As Prime Minister, Melbourne became the closest adviser and father figure to the new queen, who was only eighteen years old at her accession in 1837. Her rejection of Melbourne on her marriage to Prince Albert was abrupt and devastating, and Melbourne never really recovered from it. He became a marginalized figure, out of step with the demands of a fast-changing, newly industrialized world. In this fascinating account, Leslie Mitchell explores the private and public life of a man destined for high office and greatly influenced by the women in his life.
Release on 1998 | by Viscountess Elizabeth Milbanke Lamb Melbourne
the decorations were completed to Lady Melbourne's satisfaction and the family could move in. William Chambers, George III's own architect, was commissioned to build a new house on this site for £21,300, though the costs spiralled to ...
Author: Viscountess Elizabeth Milbanke Lamb Melbourne
Publisher: Texas A&M University Press
Category: Literary Criticism

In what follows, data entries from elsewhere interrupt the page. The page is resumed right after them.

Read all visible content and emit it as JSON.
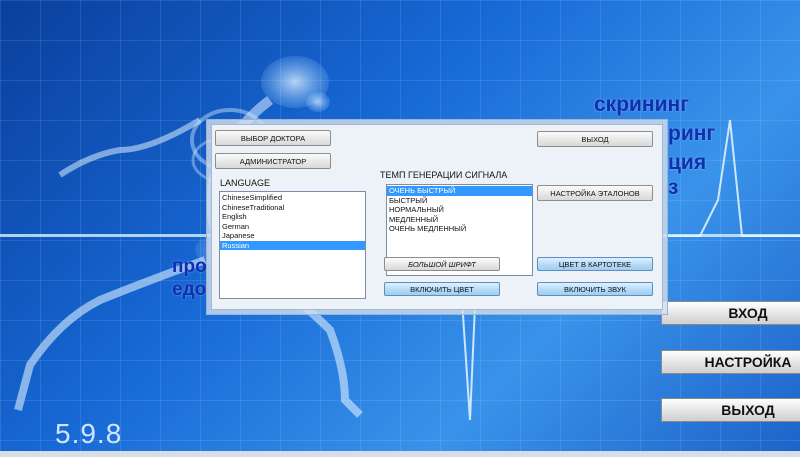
{
  "background_text": {
    "line1": "скрининг",
    "line2": "ринг",
    "line3": "ция",
    "line4": "з",
    "left1": "про",
    "left2": "едо"
  },
  "version": "5.9.8",
  "main_buttons": {
    "enter": "ВХОД",
    "settings": "НАСТРОЙКА",
    "exit": "ВЫХОД"
  },
  "dialog": {
    "doctor_select": "ВЫБОР ДОКТОРА",
    "admin": "АДМИНИСТРАТОР",
    "exit": "ВЫХОД",
    "language_label": "LANGUAGE",
    "languages": [
      "ChineseSimplified",
      "ChineseTraditional",
      "English",
      "German",
      "Japanese",
      "Russian"
    ],
    "selected_language": "Russian",
    "signal_label": "ТЕМП ГЕНЕРАЦИИ СИГНАЛА",
    "signal_speeds": [
      "ОЧЕНЬ БЫСТРЫЙ",
      "БЫСТРЫЙ",
      "НОРМАЛЬНЫЙ",
      "МЕДЛЕННЫЙ",
      "ОЧЕНЬ МЕДЛЕННЫЙ"
    ],
    "selected_speed": "ОЧЕНЬ БЫСТРЫЙ",
    "etalon_settings": "НАСТРОЙКА ЭТАЛОНОВ",
    "big_font": "БОЛЬШОЙ ШРИФТ",
    "color_in_catalog": "ЦВЕТ В КАРТОТЕКЕ",
    "enable_color": "ВКЛЮЧИТЬ ЦВЕТ",
    "enable_sound": "ВКЛЮЧИТЬ ЗВУК"
  },
  "colors": {
    "selection": "#3399ff",
    "background_blue": "#1769d6",
    "bg_text": "#0d2fb0"
  }
}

"Elizabeth Lamb, Viscountess Melbourne (née Elizabeth Milbanke; 1750 ? 1818) was one of the most influential of the political hostesses of the extended Regency period, and the wife of Whig politician Peniston Lamb, 1st Viscount Melbourne. She was the mother of William Lamb, 2nd Viscount Melbourne who became Prime Minister of the United Kingdom amongst several other influential children. Lady Melbourne was known not just for her political influence but also for her friendships and romantic relationships with members of London society including Georgiana Cavendish, Duchess of Devonshire, George, Prince of Wales and Lord Byron."--Wikipedia.